(Beginning of INPUT)

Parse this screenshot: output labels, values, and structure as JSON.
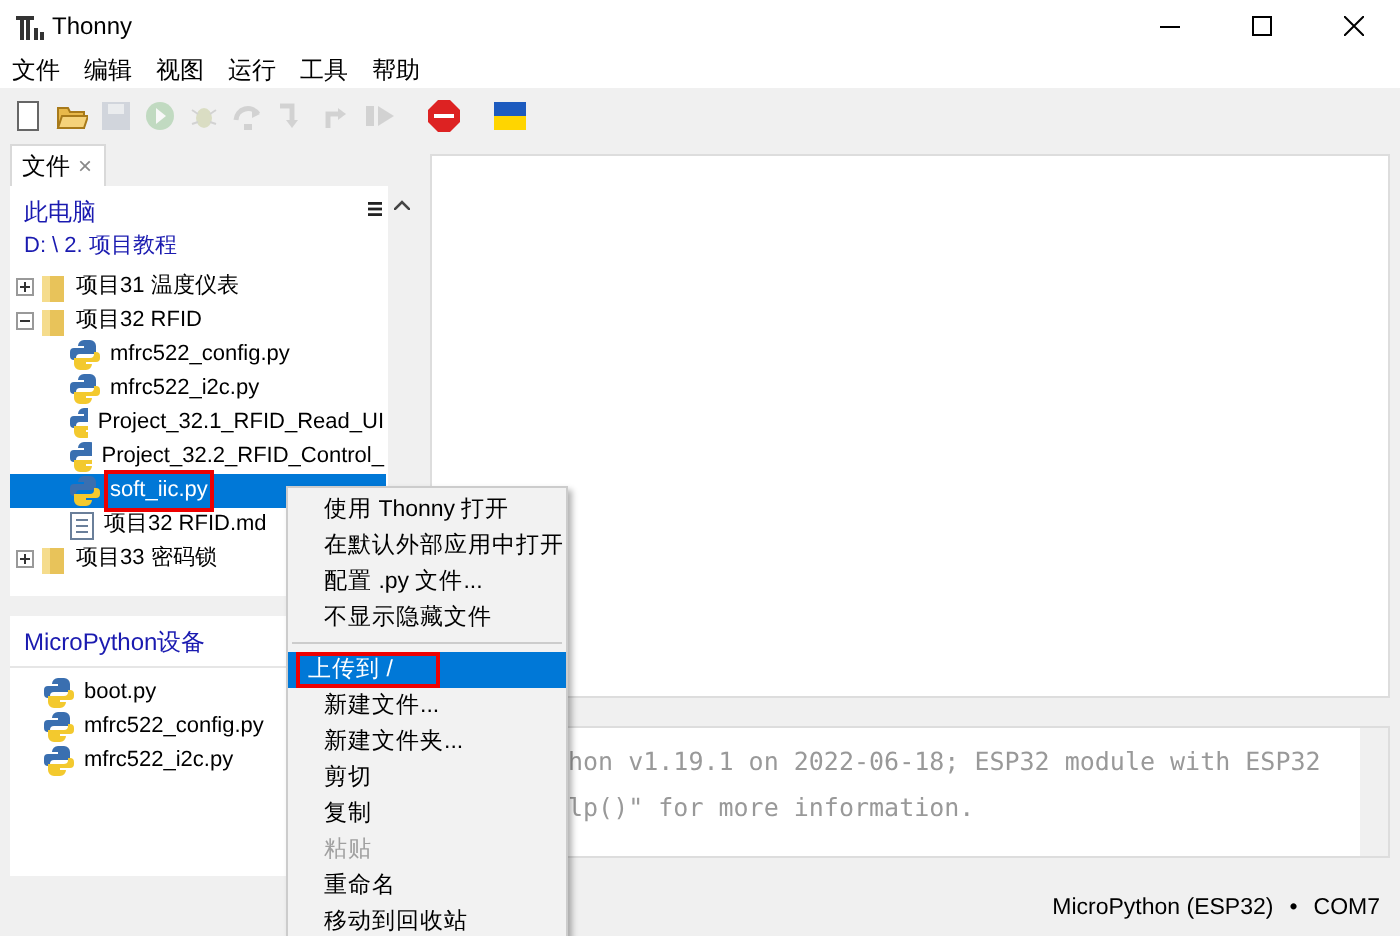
{
  "window": {
    "title": "Thonny"
  },
  "menu": [
    "文件",
    "编辑",
    "视图",
    "运行",
    "工具",
    "帮助"
  ],
  "toolbar": [
    {
      "kind": "new",
      "disabled": false
    },
    {
      "kind": "open",
      "disabled": false
    },
    {
      "kind": "save",
      "disabled": true
    },
    {
      "kind": "run",
      "disabled": true
    },
    {
      "kind": "debug",
      "disabled": true
    },
    {
      "kind": "step-over",
      "disabled": true
    },
    {
      "kind": "step-into",
      "disabled": true
    },
    {
      "kind": "step-out",
      "disabled": true
    },
    {
      "kind": "resume",
      "disabled": true
    },
    {
      "kind": "stop",
      "disabled": false
    },
    {
      "kind": "flag",
      "disabled": false
    }
  ],
  "files_panel": {
    "tab": "文件",
    "tab_close": "×",
    "computer": {
      "title": "此电脑",
      "path": "D: \\ 2. 项目教程",
      "tree": [
        {
          "label": "项目31 温度仪表",
          "kind": "folder",
          "expanded": false,
          "selected": false,
          "highlighted": false
        },
        {
          "label": "项目32 RFID",
          "kind": "folder",
          "expanded": true,
          "selected": false,
          "highlighted": false,
          "children": [
            {
              "label": "mfrc522_config.py",
              "kind": "python",
              "selected": false,
              "highlighted": false
            },
            {
              "label": "mfrc522_i2c.py",
              "kind": "python",
              "selected": false,
              "highlighted": false
            },
            {
              "label": "Project_32.1_RFID_Read_UI",
              "kind": "python",
              "selected": false,
              "highlighted": false
            },
            {
              "label": "Project_32.2_RFID_Control_",
              "kind": "python",
              "selected": false,
              "highlighted": false
            },
            {
              "label": "soft_iic.py",
              "kind": "python",
              "selected": true,
              "highlighted": true
            },
            {
              "label": "项目32 RFID.md",
              "kind": "markdown",
              "selected": false,
              "highlighted": false
            }
          ]
        },
        {
          "label": "项目33 密码锁",
          "kind": "folder",
          "expanded": false,
          "selected": false,
          "highlighted": false
        }
      ]
    },
    "device": {
      "title": "MicroPython设备",
      "files": [
        {
          "label": "boot.py",
          "kind": "python"
        },
        {
          "label": "mfrc522_config.py",
          "kind": "python"
        },
        {
          "label": "mfrc522_i2c.py",
          "kind": "python"
        }
      ]
    }
  },
  "context_menu": {
    "items": [
      {
        "kind": "item",
        "label": "使用 Thonny 打开",
        "disabled": false,
        "selected": false,
        "highlighted": false
      },
      {
        "kind": "item",
        "label": "在默认外部应用中打开",
        "disabled": false,
        "selected": false,
        "highlighted": false
      },
      {
        "kind": "item",
        "label": "配置 .py 文件...",
        "disabled": false,
        "selected": false,
        "highlighted": false
      },
      {
        "kind": "item",
        "label": "不显示隐藏文件",
        "disabled": false,
        "selected": false,
        "highlighted": false
      },
      {
        "kind": "separator"
      },
      {
        "kind": "item",
        "label": "上传到 /",
        "disabled": false,
        "selected": true,
        "highlighted": true
      },
      {
        "kind": "item",
        "label": "新建文件...",
        "disabled": false,
        "selected": false,
        "highlighted": false
      },
      {
        "kind": "item",
        "label": "新建文件夹...",
        "disabled": false,
        "selected": false,
        "highlighted": false
      },
      {
        "kind": "item",
        "label": "剪切",
        "disabled": false,
        "selected": false,
        "highlighted": false
      },
      {
        "kind": "item",
        "label": "复制",
        "disabled": false,
        "selected": false,
        "highlighted": false
      },
      {
        "kind": "item",
        "label": "粘贴",
        "disabled": true,
        "selected": false,
        "highlighted": false
      },
      {
        "kind": "item",
        "label": "重命名",
        "disabled": false,
        "selected": false,
        "highlighted": false
      },
      {
        "kind": "item",
        "label": "移动到回收站",
        "disabled": false,
        "selected": false,
        "highlighted": false
      }
    ]
  },
  "shell": {
    "lines": [
      "hon v1.19.1 on 2022-06-18; ESP32 module with ESP32",
      "lp()\" for more information."
    ]
  },
  "status_bar": {
    "interpreter": "MicroPython (ESP32)",
    "separator": "•",
    "port": "COM7"
  }
}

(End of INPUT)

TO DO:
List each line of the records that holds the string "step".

FINISHED EXERCISE:
      "kind": "step-over",
      "kind": "step-into",
      "kind": "step-out",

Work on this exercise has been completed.